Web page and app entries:
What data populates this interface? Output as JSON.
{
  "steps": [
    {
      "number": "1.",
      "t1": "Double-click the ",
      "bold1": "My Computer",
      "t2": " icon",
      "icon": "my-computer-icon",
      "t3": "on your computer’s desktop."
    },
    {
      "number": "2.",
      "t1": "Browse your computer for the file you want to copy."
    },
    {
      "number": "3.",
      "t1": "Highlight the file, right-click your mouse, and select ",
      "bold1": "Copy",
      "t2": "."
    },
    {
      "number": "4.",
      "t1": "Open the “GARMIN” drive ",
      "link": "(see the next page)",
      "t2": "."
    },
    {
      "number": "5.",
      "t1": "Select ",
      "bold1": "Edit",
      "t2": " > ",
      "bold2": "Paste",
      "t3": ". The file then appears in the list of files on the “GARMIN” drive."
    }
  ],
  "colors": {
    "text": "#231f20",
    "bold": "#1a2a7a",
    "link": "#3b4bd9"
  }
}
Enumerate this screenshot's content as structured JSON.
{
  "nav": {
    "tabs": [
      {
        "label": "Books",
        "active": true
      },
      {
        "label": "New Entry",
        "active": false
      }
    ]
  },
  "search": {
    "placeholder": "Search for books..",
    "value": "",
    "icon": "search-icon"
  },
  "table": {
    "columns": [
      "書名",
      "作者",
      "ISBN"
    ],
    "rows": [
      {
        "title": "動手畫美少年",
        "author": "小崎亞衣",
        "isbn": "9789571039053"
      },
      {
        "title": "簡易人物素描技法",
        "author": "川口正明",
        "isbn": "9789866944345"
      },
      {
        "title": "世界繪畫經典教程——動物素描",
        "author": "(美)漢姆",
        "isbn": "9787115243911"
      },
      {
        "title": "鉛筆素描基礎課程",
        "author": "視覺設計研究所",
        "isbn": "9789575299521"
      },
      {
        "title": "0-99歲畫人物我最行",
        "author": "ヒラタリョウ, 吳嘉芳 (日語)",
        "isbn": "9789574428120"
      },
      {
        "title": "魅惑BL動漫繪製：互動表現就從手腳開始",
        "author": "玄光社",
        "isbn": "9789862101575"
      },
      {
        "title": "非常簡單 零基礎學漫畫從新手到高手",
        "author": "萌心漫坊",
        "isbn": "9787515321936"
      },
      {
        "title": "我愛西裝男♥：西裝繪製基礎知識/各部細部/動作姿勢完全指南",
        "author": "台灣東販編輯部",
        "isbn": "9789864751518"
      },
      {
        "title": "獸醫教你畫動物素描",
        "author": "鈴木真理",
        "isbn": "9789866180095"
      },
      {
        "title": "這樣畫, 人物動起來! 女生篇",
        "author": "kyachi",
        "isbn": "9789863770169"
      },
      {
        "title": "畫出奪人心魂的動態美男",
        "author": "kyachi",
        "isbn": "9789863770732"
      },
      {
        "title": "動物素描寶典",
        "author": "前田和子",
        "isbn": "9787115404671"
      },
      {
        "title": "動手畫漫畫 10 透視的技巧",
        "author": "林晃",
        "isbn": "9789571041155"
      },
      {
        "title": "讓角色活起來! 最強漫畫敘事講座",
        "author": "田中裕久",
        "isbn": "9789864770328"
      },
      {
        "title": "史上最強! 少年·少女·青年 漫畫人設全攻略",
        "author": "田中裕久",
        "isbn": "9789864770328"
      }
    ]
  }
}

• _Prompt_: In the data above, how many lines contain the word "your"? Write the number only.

• _Response_: 3